Want to launch your own DDoS attacks on a website? $200 will get you everything you need
Cybercriminals don’t have to make their own malware these days, they can simply purchase ready-made kits. They don’t need to take out a bank loan to do so either -- malware is more affordable than you might think.
Trustwave’s security researchers did a little digging and found that depending on the type, malware can cost as little as two hundred dollars on the black market, and the tools on offer are pretty sophisticated too. Got your wallet ready? Here’s a price list of just some of the currently available malware:
$200 -- For this you can buy the Neutrino Bot Malware Kit which can be used to infect a large number of computers, create a botnet, and launch distributed denial of service (DDoS) attacks against websites and services you don’t like.
$500 -- Want something more sophisticated? BetaBot 1.6 is a remote access Trojan that can run DDoS attacks, and steal sensitive data, passwords and files from infected systems. Alternatively, for the same asking price you can buy the Jolly Roger Stealer which helps nab login credentials from infected machines.
$1000 -- For a grand you can pick up the Stoned Cat Bot, a mobile malware kit that can be used to remotely control a user’s Android phone, giving you access to their texts, and allowing you to send messages in their name too.
$2000 -- For this price you can get your hands on the MPLocker Ransomware. This nasty tool will let you encrypt a victim’s phone and demand a fee to unlock it again. The asking price might seem a little steep, but you’ll earn your initial outlay back in no time.
$4,200 -- If money’s no object, why not go for the Break-In & Break ‘Em Bundle -- all five of the previously mentioned malware kits for well under $5K.
While the affordability of malware kits like this might shock you, Karl Sigler, Threat Intelligence Manager at Trustwave, is far less surprised by the findings. "Supply and demand affects malware markets like they do any market.

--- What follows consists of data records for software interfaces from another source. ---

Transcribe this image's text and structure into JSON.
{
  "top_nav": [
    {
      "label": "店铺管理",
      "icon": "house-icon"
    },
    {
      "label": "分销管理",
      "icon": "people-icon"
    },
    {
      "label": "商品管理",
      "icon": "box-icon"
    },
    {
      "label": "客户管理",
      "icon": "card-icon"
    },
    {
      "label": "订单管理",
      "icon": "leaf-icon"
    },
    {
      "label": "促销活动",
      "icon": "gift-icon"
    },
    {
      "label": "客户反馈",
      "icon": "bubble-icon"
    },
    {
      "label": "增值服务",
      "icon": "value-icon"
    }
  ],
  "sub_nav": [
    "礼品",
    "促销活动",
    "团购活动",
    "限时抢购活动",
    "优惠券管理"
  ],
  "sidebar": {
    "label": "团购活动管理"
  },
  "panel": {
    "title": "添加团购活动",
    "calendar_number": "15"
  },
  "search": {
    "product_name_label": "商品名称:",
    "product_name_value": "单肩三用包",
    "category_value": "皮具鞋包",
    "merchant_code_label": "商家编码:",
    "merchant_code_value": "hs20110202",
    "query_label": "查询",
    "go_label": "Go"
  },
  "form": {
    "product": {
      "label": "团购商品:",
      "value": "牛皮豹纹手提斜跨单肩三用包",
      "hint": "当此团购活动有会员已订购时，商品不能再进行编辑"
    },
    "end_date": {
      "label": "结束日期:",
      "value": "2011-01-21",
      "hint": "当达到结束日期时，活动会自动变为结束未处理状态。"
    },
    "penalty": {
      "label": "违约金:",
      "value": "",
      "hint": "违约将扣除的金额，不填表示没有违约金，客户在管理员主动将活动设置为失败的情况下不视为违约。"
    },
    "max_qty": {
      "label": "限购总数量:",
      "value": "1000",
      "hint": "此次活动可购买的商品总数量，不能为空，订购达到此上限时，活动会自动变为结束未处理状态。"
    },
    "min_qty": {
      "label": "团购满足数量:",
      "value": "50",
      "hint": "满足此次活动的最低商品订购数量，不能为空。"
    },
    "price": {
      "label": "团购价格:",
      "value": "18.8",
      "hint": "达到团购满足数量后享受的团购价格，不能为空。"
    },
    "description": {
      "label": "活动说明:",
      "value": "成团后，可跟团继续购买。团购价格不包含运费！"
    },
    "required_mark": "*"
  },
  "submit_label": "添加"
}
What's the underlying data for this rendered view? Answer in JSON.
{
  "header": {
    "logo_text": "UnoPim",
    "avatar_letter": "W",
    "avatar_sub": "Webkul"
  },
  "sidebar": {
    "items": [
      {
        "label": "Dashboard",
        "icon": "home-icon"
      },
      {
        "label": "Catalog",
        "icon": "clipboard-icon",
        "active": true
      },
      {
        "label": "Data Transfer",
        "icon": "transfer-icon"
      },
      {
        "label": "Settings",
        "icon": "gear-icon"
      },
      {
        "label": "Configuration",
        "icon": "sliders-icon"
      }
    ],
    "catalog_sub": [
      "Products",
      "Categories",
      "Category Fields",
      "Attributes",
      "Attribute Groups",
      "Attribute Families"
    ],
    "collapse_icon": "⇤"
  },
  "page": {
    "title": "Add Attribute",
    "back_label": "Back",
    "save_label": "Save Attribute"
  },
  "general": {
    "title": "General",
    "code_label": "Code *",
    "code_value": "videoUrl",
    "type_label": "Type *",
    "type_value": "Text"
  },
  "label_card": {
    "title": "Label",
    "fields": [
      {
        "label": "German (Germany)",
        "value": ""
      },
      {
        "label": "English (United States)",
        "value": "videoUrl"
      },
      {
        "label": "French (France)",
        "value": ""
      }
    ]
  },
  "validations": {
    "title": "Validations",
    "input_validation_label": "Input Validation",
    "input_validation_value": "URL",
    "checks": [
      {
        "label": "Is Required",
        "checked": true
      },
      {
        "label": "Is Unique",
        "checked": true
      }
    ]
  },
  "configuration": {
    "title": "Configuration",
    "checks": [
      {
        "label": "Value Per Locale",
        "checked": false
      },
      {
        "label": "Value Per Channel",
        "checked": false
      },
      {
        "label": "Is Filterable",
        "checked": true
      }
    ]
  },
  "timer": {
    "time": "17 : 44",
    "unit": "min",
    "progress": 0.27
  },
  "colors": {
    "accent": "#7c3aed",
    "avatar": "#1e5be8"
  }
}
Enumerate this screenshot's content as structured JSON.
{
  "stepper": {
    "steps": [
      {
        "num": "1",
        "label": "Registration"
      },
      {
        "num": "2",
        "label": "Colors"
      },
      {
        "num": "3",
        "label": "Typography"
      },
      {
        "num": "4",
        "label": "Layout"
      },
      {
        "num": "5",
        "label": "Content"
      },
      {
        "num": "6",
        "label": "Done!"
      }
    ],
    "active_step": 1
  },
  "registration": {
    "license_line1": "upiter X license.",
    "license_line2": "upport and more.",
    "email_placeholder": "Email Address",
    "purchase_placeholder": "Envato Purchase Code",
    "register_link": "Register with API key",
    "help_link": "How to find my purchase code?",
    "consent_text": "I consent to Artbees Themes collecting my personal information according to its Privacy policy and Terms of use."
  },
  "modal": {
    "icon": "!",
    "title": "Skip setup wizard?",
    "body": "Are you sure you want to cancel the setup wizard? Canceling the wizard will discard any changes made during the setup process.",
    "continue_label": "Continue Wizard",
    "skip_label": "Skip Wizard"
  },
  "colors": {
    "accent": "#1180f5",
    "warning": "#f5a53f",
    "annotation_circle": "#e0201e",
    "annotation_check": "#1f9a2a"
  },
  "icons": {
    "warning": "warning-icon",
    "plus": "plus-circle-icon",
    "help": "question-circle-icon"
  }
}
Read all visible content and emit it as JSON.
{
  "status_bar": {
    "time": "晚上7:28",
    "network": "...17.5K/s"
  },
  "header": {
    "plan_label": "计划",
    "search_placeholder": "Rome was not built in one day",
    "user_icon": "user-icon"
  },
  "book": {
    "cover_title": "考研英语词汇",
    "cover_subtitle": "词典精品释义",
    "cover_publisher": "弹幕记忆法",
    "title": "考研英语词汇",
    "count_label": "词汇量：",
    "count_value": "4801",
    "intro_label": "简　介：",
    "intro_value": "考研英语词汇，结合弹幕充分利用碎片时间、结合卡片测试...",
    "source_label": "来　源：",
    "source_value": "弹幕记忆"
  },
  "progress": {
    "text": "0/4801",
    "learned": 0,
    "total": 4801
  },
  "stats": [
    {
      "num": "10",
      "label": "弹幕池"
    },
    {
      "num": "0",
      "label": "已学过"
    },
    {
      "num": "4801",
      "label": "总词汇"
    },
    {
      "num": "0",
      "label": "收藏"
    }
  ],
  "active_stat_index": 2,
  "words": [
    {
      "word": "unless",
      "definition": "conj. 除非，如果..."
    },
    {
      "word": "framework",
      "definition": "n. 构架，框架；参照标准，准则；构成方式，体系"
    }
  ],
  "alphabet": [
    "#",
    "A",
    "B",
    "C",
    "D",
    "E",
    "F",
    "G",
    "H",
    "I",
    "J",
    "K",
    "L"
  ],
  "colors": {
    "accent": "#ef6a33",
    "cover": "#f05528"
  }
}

Even though demand is high, there is an increasing amount of malware competing with each other and this helps drive down the cost. There is also a cost-benefit issue. Criminals look at how much they can make by selling stolen data acquired using the malware. Finally, age plays a role. The longer malware is on the market, the cheaper it tends to get".
And don’t make the mistake of thinking it must be pretty hard to get your hands on these kits -- turns out that’s very straightforward too. "It's quite easy to access black markets", Sigler says. "They tend to be available over Tor and the links are often shared in public hacker forums. The most popular kind of malware are Remote Administration Toolkits (RATS) and banking Trojans like GameOver Zeus".
The problem of malware affects both businesses and individuals alike. Sigler offers the following tips for keeping safe:
"Because malware is so affordable, the greater the appeal for criminals to buy it and launch attacks. That’s why businesses need to bolster their anti-malware defenses so that they are continuously staying ahead of the criminals and making it harder for them to win. Anti-malware defenses include deploying gateway technologies that detect and block malware in real-time and making sure businesses have enough manpower and skillsets to help ensure those technologies are updated and working properly. Individual users also need to be careful when clicking on links and opening attachments. If you receive an email that includes a link or an attachment, you should confirm with the sender that he/she did in fact send it before clicking on or opening anything. Security awareness education training helps users better understand best security practices and flags to look for that may indicate they have been breached".
Trustwave has put together a lovely infographic showing the malware kits on offer, and what you could buy for the same price (or a little more) if you’re not criminally minded...